[Interface dataset entries]
□ □ □
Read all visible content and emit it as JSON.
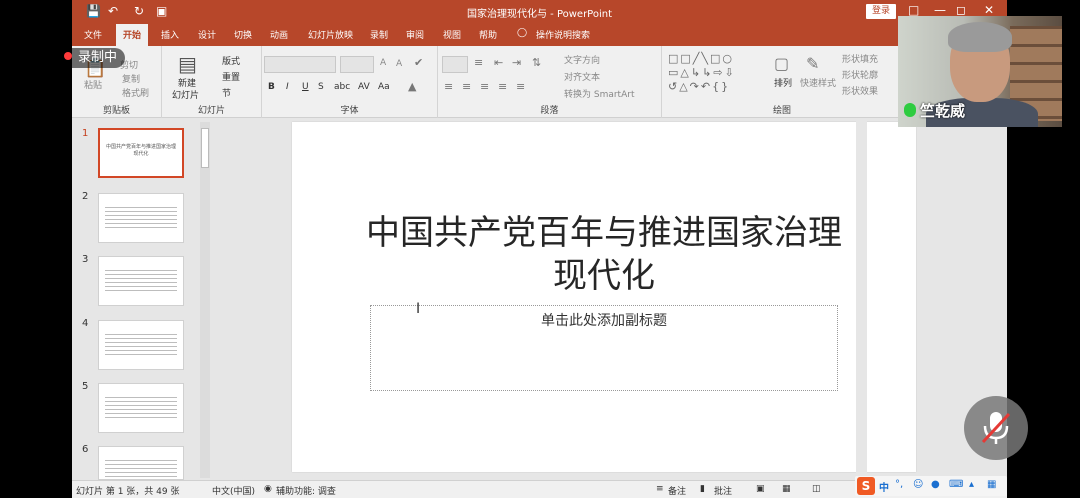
{
  "window": {
    "title": "国家治理现代化与 - PowerPoint",
    "login_label": "登录",
    "quick_access": [
      "save-icon",
      "undo-icon",
      "redo-icon",
      "present-icon"
    ]
  },
  "ribbon_tabs": [
    "文件",
    "开始",
    "插入",
    "设计",
    "切换",
    "动画",
    "幻灯片放映",
    "录制",
    "审阅",
    "视图",
    "帮助",
    "操作说明搜索"
  ],
  "active_tab": "开始",
  "ribbon": {
    "clipboard": {
      "label": "剪贴板",
      "paste": "粘贴",
      "cut": "剪切",
      "copy": "复制",
      "format_painter": "格式刷"
    },
    "slides": {
      "label": "幻灯片",
      "new_slide_1": "新建",
      "new_slide_2": "幻灯片",
      "layout": "版式",
      "reset": "重置",
      "section": "节"
    },
    "font": {
      "label": "字体",
      "bold": "B",
      "italic": "I",
      "underline": "U",
      "shadow": "S",
      "strike": "abc",
      "spacing": "AV",
      "case": "Aa",
      "grow": "A",
      "shrink": "A"
    },
    "paragraph": {
      "label": "段落",
      "text_direction": "文字方向",
      "align_text": "对齐文本",
      "smartart": "转换为 SmartArt"
    },
    "drawing": {
      "label": "绘图",
      "arrange": "排列",
      "quick_styles": "快速样式",
      "shape_fill": "形状填充",
      "shape_outline": "形状轮廓",
      "shape_effects": "形状效果"
    }
  },
  "recording_badge": "录制中",
  "thumbnails": [
    {
      "num": "1",
      "title": "中国共产党百年与推进国家治理现代化"
    },
    {
      "num": "2"
    },
    {
      "num": "3"
    },
    {
      "num": "4"
    },
    {
      "num": "5"
    },
    {
      "num": "6"
    }
  ],
  "slide": {
    "title": "中国共产党百年与推进国家治理现代化",
    "subtitle_placeholder": "单击此处添加副标题"
  },
  "status": {
    "slide_info": "幻灯片 第 1 张，共 49 张",
    "language": "中文(中国)",
    "accessibility": "辅助功能: 调查",
    "notes": "备注",
    "comments": "批注"
  },
  "video": {
    "participant_name": "竺乾威"
  },
  "ime_tray": {
    "logo": "S",
    "mode": "中"
  },
  "colors": {
    "accent": "#b7472a",
    "selected_border": "#d24726"
  }
}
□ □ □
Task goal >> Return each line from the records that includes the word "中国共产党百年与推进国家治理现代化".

Output of the exercise >>
      "title": "中国共产党百年与推进国家治理现代化"
    "title": "中国共产党百年与推进国家治理现代化",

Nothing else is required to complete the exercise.